### The data
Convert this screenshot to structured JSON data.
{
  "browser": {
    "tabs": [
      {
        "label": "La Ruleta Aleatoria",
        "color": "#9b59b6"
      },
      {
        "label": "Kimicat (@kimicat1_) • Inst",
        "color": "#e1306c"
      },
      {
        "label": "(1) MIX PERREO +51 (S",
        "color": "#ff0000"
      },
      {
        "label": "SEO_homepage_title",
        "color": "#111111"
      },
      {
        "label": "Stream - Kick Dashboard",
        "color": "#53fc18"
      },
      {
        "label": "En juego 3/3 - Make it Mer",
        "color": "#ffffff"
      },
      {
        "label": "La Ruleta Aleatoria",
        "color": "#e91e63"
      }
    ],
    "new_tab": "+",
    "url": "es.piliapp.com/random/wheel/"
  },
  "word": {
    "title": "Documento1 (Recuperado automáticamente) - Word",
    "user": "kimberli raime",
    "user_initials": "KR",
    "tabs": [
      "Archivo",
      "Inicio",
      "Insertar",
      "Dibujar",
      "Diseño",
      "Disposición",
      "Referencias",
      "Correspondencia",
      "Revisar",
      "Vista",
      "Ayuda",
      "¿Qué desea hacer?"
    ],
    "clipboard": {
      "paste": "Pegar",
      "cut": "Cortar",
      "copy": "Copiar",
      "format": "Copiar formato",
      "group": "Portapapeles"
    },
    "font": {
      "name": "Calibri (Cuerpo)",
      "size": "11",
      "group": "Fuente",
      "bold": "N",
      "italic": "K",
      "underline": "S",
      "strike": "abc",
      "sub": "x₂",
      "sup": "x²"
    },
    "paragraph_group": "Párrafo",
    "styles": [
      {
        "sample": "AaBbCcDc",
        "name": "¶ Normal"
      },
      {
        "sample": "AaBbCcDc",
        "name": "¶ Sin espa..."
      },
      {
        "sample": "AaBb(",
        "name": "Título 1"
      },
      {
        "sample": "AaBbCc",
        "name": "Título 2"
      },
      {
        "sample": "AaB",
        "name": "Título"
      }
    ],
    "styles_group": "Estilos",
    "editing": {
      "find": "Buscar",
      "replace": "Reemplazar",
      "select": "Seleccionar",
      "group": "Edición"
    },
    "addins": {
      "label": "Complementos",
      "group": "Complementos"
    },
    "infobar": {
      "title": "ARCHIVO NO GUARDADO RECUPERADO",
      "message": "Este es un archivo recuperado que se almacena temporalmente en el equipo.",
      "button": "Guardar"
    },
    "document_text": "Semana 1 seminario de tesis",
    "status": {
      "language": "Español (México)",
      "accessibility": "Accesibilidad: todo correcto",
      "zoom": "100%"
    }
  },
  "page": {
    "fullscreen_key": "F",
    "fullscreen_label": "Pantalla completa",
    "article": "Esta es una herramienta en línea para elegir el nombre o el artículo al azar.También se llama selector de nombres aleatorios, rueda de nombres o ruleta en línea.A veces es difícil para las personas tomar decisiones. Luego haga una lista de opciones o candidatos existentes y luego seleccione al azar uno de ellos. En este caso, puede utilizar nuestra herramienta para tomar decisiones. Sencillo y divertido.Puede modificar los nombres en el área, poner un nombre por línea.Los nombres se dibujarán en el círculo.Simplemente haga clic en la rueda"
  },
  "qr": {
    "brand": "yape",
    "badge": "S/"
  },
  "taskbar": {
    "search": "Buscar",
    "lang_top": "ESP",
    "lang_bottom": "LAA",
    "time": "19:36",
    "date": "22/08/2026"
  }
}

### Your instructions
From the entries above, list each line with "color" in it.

### Task answer
        "color": "#9b59b6"
        "color": "#e1306c"
        "color": "#ff0000"
        "color": "#111111"
        "color": "#53fc18"
        "color": "#ffffff"
        "color": "#e91e63"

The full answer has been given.